Extracted records
######
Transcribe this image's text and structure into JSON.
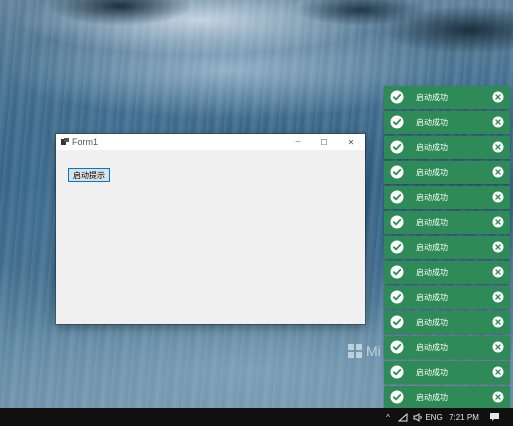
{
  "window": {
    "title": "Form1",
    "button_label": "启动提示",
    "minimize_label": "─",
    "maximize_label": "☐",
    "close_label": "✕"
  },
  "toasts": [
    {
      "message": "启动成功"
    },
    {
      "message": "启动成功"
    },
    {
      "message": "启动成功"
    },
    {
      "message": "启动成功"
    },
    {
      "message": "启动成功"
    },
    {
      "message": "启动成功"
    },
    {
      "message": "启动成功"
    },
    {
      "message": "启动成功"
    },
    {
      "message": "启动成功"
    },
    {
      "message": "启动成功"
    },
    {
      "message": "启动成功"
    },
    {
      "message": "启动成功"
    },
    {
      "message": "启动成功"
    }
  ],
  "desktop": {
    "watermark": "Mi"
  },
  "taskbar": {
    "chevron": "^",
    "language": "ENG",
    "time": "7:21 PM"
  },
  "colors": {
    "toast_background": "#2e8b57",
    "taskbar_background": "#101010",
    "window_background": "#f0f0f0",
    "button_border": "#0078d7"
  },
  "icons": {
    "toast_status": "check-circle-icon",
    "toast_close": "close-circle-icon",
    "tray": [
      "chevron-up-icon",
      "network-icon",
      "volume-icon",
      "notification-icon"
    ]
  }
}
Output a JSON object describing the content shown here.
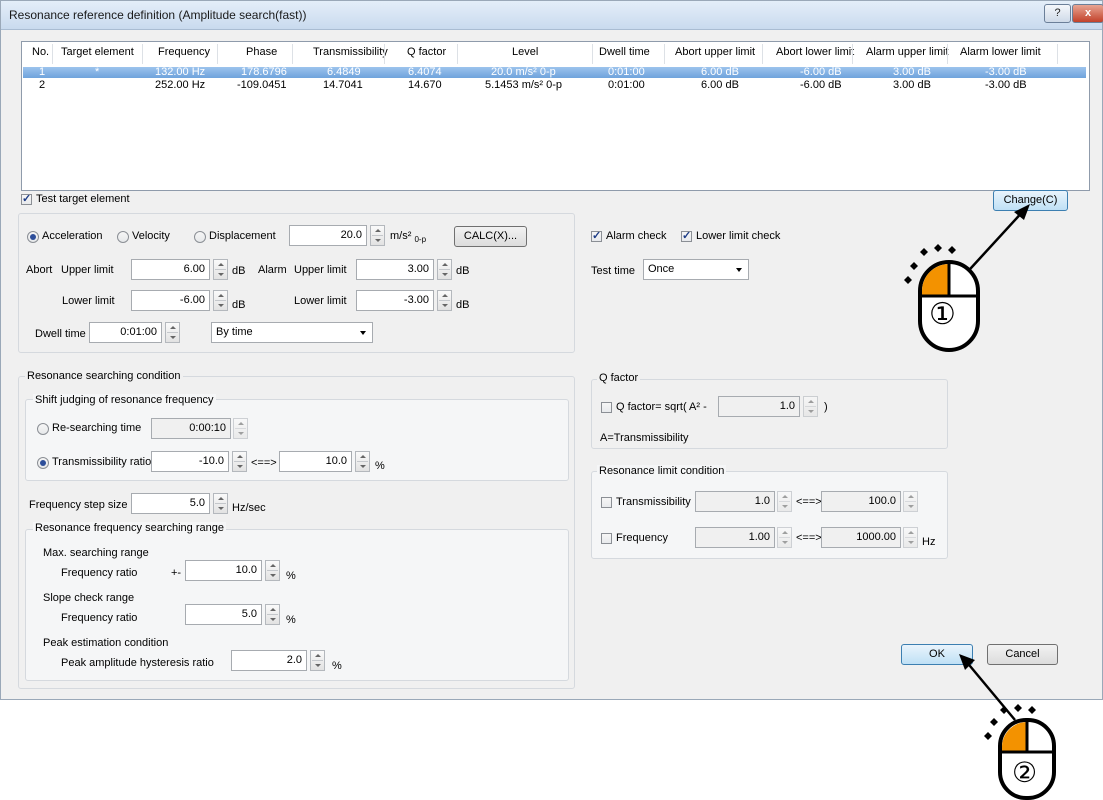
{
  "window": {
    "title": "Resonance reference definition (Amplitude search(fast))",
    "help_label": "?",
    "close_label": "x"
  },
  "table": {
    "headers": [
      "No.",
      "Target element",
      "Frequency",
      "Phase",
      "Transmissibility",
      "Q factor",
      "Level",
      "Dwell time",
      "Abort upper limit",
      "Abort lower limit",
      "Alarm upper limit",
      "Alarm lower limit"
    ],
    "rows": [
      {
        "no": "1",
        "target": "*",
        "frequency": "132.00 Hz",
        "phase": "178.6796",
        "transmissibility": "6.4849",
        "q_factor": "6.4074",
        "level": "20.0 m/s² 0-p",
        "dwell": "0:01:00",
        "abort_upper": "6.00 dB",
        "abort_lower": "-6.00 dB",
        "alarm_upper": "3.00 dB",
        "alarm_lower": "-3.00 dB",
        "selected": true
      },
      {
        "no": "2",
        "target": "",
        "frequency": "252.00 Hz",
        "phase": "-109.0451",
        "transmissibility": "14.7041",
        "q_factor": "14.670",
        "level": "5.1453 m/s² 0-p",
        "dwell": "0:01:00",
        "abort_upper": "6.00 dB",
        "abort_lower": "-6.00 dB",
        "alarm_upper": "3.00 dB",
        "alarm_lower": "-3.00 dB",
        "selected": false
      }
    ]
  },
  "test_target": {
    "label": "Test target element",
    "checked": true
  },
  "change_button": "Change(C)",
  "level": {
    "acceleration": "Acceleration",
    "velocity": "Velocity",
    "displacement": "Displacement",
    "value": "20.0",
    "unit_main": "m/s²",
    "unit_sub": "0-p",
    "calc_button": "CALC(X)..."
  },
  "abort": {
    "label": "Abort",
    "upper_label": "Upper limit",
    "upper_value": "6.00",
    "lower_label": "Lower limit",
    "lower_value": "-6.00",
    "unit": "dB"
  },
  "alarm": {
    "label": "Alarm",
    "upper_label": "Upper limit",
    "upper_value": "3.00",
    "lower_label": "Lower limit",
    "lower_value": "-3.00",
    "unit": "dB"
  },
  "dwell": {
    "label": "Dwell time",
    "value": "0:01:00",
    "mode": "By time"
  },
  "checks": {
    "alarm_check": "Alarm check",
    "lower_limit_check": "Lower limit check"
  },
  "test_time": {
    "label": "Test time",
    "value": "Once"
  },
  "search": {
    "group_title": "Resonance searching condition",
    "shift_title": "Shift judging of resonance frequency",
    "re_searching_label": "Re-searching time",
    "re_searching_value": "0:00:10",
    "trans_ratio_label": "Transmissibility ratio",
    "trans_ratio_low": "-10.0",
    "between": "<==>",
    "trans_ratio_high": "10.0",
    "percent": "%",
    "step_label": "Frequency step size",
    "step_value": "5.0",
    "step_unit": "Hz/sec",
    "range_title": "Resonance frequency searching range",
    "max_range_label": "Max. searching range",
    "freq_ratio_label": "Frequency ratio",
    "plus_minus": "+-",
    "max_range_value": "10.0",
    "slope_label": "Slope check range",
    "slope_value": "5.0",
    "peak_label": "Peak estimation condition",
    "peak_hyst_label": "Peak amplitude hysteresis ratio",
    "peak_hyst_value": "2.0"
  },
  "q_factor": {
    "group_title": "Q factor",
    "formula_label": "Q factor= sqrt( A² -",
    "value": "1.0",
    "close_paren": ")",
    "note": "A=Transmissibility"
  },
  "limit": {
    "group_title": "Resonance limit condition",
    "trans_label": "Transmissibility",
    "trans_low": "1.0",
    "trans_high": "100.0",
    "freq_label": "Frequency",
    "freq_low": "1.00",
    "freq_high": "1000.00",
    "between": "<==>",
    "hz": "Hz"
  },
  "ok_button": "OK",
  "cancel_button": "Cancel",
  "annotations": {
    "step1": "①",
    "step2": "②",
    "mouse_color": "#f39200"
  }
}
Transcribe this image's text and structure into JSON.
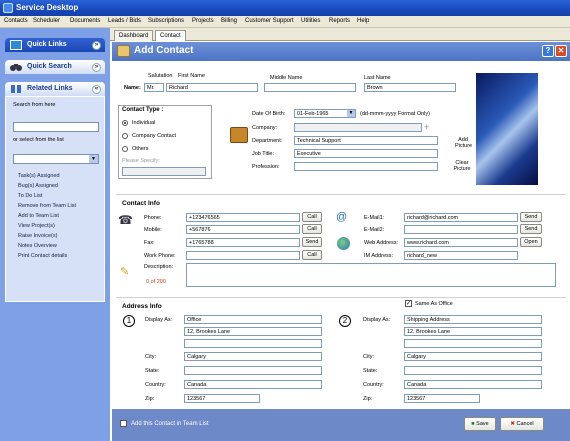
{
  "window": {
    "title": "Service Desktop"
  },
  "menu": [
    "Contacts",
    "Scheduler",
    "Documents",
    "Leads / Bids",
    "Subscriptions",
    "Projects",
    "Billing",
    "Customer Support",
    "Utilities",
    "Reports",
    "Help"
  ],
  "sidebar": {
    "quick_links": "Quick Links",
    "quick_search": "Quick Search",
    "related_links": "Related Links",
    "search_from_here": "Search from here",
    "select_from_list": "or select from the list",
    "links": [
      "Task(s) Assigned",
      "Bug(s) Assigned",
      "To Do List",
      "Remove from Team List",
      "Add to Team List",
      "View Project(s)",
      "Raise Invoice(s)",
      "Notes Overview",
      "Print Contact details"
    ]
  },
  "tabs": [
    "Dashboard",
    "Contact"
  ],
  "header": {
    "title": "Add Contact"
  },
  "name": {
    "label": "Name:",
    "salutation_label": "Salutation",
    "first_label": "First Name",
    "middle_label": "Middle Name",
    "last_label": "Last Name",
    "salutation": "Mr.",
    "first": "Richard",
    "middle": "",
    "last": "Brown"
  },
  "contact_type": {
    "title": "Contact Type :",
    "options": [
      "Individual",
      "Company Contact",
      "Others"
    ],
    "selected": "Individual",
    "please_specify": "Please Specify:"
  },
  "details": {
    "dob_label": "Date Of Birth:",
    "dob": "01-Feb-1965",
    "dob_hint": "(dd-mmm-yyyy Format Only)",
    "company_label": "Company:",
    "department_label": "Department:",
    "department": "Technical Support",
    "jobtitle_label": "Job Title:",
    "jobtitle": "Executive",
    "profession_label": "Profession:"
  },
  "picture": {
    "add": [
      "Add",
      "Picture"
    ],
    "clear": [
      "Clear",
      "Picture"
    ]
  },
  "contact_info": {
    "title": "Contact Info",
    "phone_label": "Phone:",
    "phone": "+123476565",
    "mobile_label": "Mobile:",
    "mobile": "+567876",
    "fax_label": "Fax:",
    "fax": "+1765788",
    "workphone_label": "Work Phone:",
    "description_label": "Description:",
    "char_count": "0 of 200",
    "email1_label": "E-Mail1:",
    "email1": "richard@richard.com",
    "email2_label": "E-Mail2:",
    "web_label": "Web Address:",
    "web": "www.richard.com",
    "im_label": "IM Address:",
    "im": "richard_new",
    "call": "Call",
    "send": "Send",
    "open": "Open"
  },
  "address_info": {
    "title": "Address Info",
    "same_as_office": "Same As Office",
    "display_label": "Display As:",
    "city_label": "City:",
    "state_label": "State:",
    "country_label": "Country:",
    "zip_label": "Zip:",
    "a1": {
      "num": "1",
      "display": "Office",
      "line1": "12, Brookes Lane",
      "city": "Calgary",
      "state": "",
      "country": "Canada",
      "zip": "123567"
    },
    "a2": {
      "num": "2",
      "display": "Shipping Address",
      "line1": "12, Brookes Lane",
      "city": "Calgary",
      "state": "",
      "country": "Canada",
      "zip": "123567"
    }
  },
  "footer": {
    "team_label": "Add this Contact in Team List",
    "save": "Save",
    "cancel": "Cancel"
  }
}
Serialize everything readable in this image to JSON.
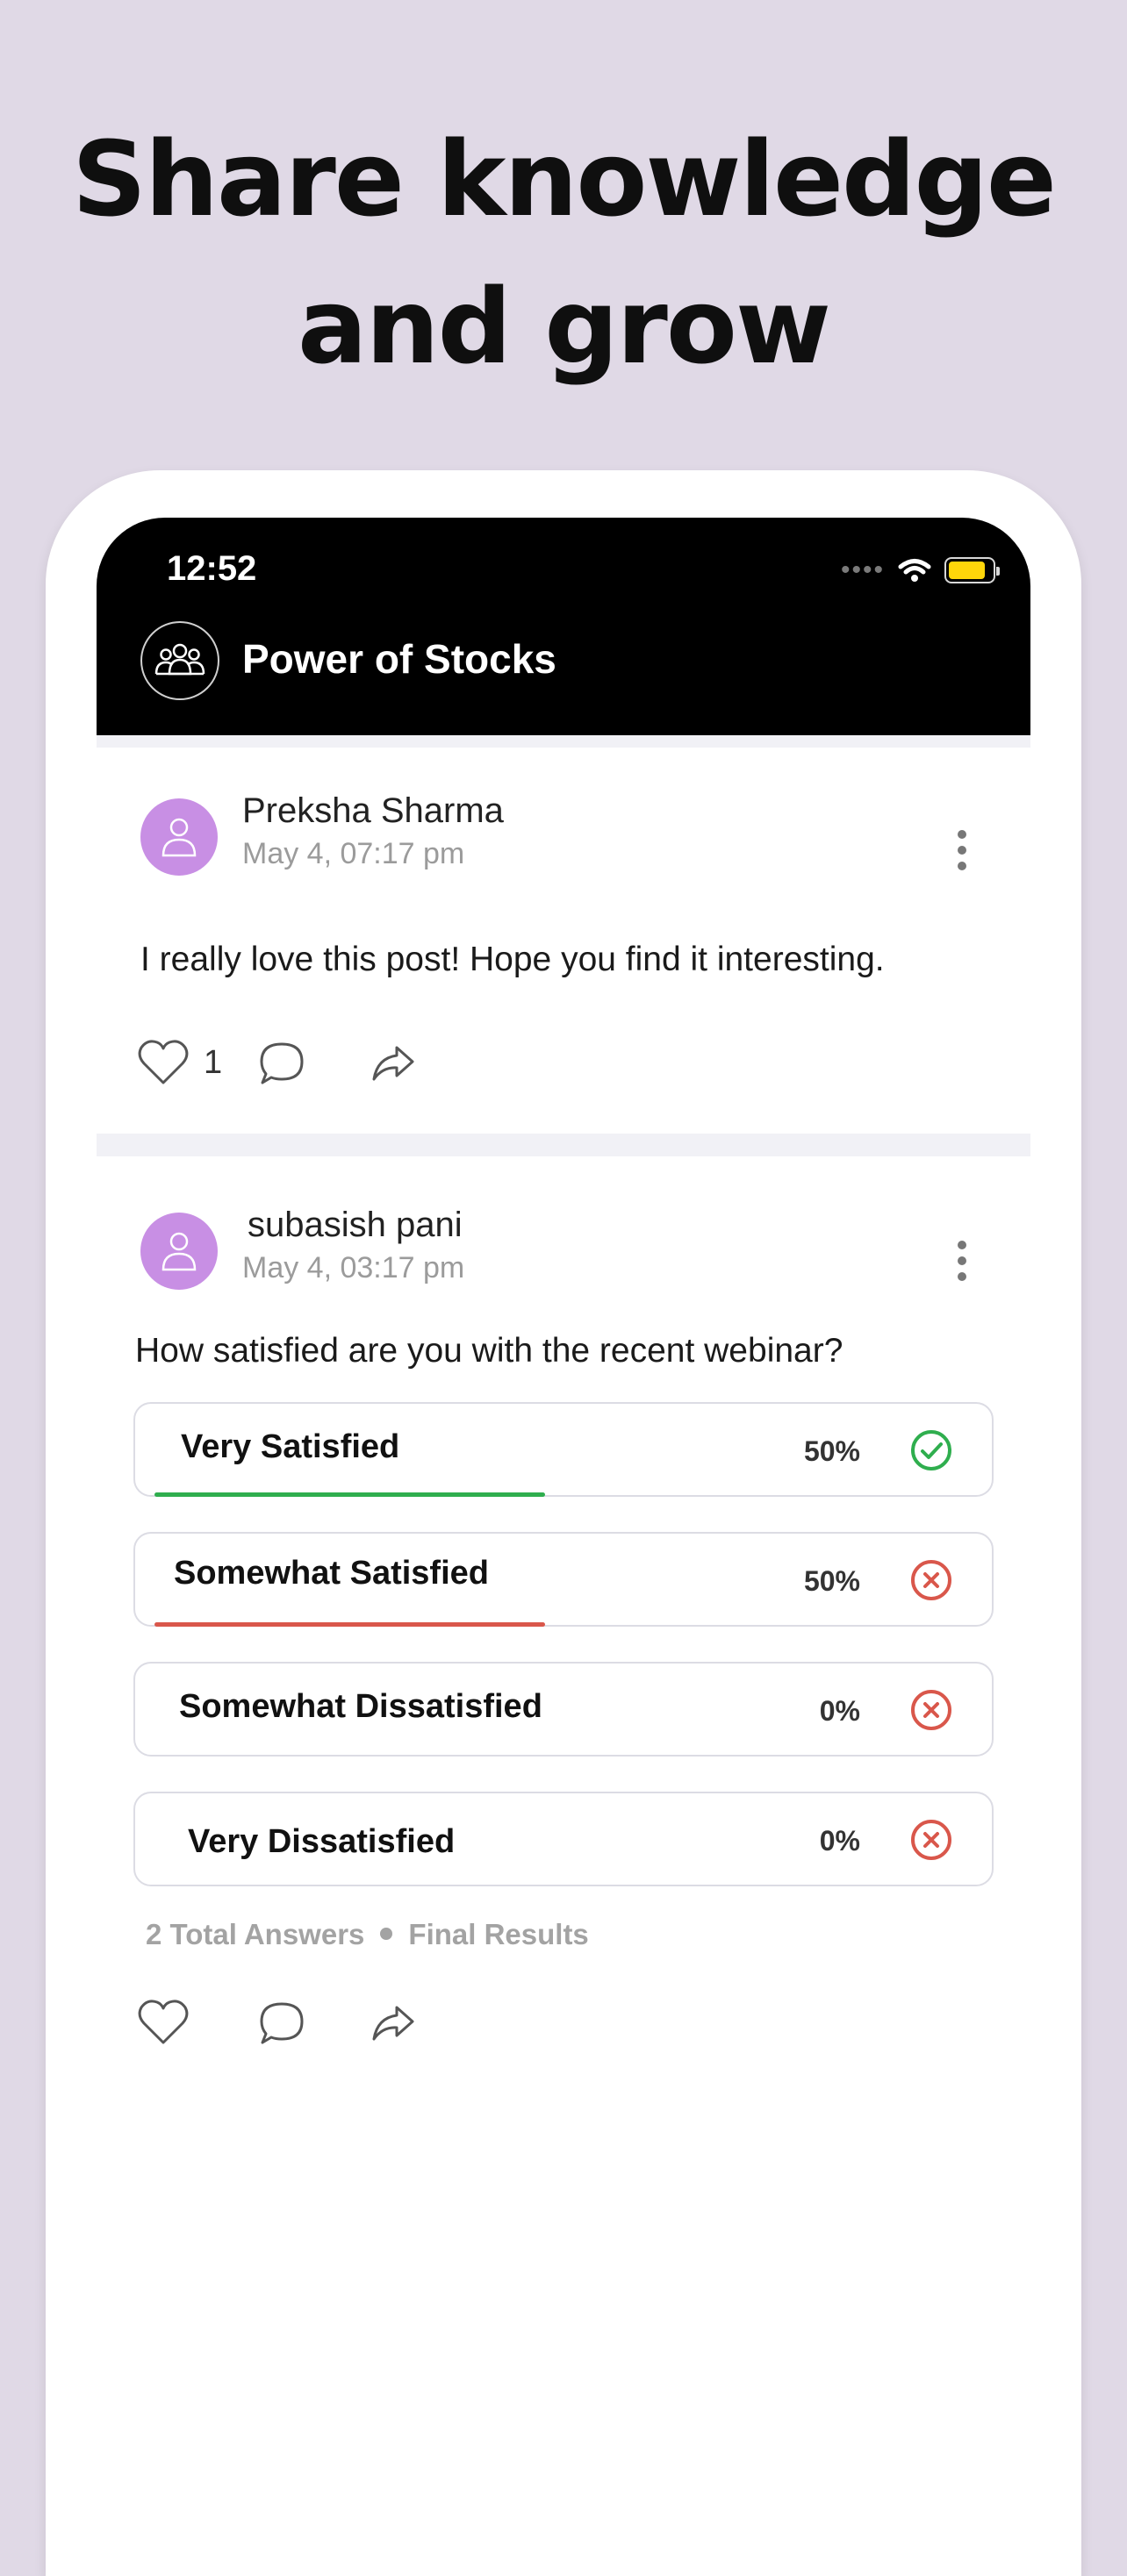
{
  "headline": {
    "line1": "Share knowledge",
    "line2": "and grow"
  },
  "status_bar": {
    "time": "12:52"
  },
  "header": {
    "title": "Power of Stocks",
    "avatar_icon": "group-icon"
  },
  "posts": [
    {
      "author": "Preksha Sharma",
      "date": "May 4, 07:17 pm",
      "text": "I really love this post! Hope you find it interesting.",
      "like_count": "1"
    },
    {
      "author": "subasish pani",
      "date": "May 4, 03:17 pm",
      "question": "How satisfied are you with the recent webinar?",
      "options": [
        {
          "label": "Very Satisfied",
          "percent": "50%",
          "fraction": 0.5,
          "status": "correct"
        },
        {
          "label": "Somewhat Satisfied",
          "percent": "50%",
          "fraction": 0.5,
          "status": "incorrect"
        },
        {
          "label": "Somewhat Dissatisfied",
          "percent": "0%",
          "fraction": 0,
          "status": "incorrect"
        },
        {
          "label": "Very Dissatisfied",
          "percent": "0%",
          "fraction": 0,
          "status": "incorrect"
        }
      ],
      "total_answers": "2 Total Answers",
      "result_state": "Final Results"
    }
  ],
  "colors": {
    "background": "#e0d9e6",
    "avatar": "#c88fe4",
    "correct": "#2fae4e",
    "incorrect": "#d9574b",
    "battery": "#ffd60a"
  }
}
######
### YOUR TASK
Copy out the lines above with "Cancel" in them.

### THE COMPLETED TASK
  "cancel_button": "Cancel",
    "cancel": "Cancel"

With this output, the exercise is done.